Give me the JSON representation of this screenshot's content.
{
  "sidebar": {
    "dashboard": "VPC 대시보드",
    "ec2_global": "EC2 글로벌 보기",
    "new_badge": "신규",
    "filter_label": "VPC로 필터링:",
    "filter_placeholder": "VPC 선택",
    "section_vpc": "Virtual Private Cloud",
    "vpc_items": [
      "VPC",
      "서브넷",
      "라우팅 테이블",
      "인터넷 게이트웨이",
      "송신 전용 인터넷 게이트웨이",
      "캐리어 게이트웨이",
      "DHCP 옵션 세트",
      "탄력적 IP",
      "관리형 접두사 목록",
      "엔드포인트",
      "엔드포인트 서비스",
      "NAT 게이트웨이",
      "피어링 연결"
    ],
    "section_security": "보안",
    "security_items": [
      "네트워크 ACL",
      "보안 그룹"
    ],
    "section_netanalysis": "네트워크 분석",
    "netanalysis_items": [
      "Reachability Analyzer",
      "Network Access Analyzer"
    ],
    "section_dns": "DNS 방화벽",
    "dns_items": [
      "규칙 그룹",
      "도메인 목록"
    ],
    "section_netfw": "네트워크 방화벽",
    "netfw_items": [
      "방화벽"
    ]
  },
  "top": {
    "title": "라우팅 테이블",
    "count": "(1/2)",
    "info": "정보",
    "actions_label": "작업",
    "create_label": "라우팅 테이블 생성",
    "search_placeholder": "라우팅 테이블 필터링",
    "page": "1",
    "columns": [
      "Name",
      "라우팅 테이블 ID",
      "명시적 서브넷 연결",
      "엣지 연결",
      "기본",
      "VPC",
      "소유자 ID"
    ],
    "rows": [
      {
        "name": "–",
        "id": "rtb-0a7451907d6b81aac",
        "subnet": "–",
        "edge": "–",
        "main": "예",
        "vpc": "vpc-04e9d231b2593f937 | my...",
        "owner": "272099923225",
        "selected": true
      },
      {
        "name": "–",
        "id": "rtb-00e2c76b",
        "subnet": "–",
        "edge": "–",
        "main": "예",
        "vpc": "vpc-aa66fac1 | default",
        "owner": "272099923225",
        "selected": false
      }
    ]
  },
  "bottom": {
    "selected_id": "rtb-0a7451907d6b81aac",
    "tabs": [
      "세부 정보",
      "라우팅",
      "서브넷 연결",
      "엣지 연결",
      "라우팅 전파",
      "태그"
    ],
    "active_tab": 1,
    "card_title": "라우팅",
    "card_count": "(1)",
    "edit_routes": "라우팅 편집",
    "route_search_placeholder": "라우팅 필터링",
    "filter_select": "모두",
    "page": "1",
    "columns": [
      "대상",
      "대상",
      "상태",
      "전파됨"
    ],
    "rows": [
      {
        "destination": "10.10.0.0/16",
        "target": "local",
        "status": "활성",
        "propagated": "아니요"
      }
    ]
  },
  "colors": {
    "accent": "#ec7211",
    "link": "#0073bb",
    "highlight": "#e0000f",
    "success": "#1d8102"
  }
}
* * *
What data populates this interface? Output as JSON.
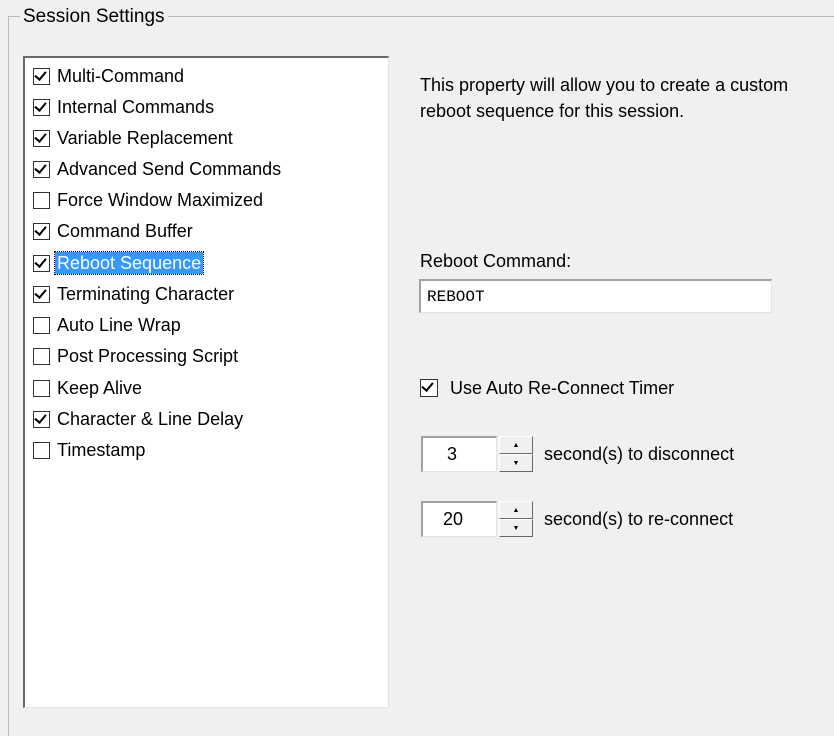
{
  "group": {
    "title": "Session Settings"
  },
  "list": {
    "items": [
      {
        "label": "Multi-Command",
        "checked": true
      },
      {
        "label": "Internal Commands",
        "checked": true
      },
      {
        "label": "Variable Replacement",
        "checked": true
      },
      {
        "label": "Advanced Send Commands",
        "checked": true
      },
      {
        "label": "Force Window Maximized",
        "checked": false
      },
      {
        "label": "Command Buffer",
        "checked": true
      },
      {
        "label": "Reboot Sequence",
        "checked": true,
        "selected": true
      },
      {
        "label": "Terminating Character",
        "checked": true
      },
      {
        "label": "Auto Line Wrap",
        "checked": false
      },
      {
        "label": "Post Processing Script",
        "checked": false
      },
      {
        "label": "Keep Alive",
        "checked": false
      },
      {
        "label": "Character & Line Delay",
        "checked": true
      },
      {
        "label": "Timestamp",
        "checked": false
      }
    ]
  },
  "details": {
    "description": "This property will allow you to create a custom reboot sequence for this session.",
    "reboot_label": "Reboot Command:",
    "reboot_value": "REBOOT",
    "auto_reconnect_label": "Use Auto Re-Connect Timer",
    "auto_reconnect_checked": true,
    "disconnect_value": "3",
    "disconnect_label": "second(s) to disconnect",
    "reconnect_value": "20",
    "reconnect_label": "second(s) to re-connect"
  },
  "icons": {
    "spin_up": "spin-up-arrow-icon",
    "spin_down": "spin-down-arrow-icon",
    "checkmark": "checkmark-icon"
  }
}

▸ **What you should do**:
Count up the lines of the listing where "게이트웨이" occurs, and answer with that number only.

▸ **Solution to the problem**:
4